Each year, thousands of job seekers are affected by OSP. Simple online searches will provide countless cases that OSP has spread far and wide across job search and career advice forums. It starts out harmless, but then slowly begins to infect and control vital aspects of the job search, and then, the entire resume writing process itself. What is OSP you ask? None other than Objective Statement Phobia.
Let’s be honest: many career advisors wouldn’t mind if the Objective Statement was put to rest once and for all. It is the most detested section on a resume (and yes, career professionals get very passionate about these things). They’re considered outdated, a waste of space, and not worth the employer’s time. Why all the hate? Because people have been burned in the past by really bad Objective Statements that were self-serving and not marketable to an employer. As long as competition for jobs remains high, employers won’t care about your desire for a “rewarding and challenging career with opportunity for growth and advancement.”

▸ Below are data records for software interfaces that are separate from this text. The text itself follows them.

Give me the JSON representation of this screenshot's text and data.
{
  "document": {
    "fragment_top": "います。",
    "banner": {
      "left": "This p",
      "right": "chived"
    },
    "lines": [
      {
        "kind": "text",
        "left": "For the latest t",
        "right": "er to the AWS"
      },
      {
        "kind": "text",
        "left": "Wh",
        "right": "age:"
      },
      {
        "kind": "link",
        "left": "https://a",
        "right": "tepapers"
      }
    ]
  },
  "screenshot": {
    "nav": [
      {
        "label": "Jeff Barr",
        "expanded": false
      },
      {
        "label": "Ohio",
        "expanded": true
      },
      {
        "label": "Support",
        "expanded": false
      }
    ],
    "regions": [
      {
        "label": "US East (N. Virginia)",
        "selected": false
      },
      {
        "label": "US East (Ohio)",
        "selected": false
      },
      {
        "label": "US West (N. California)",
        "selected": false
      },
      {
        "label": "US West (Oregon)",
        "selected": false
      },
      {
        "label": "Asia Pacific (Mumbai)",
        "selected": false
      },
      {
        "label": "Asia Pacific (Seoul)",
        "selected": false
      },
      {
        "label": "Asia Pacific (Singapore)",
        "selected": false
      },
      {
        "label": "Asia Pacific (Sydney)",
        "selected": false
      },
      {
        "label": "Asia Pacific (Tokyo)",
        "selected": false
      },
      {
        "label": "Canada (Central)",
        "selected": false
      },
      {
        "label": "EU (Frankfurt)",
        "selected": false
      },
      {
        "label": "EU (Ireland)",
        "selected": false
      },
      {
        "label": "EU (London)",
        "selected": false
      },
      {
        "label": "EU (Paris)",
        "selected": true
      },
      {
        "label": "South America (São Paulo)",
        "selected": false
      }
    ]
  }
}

We’re fearful that the resume will immediately be tossed if every word and character isn’t employer-oriented. What may seem hyperbolic comes from years of incredibly high competition for jobs. All career advisors have the same goal: to provide job seekers with the best advice so they can effectively market themselves and secure employment. However, in this effort, the Objective Statement has taken all the blame for a changing landscape in the job search process, becoming the marker separating the “old vs. new” in resume writing strategies. In reality, we have adapted our writing strategies to reflect the current market, and when written well, Objective Statements can still have a place.
The root of “Objective Statement” fear comes from old-school resume templates that ask you to complete fill-in-the-blank statements that describe your personal career aspirations with little direct value to the employer. Resume writing should never feel like a Mad Lib. Objective Statements can add value, and should not be disregarded outright in all situations. To improve statements and avoid sounding generic, focus on how your skills can help the company.
When Objectives are Beneficial
When you have no professional title… yet: Situation – You have no work history. For example, if you’re applying to a retail position as your first job, using a Headline Statement like “Retail Salesperson” may be misleading, as you have no direct experience in that field. Instead, simply noting “Obtain position as Retail Salesperson at XYZ Company” shows the employer what job you are targeting within their business.
To avoid confusion: Situation – You are changing careers, but all of your work experience is in a different field. This type of resume should convey your transferable skills, but not go into great detail about your previous work experience, as it may be unrelated to your goal and confuse the reader.
If you recently completed an education or training course, that information may precede your work experience. Because your resume will not be in a standard format that details your work history, an Objective Statement will help the reader make the connection between the job you did and the job you are now targeting. Example: “Target: Marketing position where my technical and writing skills can contribute to XYZ Company’s success.”
To create a traditional resume: Situation – You’re applying to a public service position.I have attended federally-sponsored trainings where the resume writing discussions only referenced Objective Statements. Similarly, many public sector positions list an “Objective” in some form. If you use online resume builders as part of the online application, you will likely be asked to complete an Objective Statement. Whether the employer is traditional or nontraditional, have your target position clearly visible.
As with any application, always craft a resume that is clear, concise, and visually appealing. Objective Statements are one method that can be utilized to reflect what position you are targeting. If you haven’t been getting interviews, re-boot your current strategies and try new ones. Get advice from colleagues, resume writers, and your network. If the examples above reflect your situation, you may want to consider using a simple, employer-oriented (not self-centered) Objective Statement.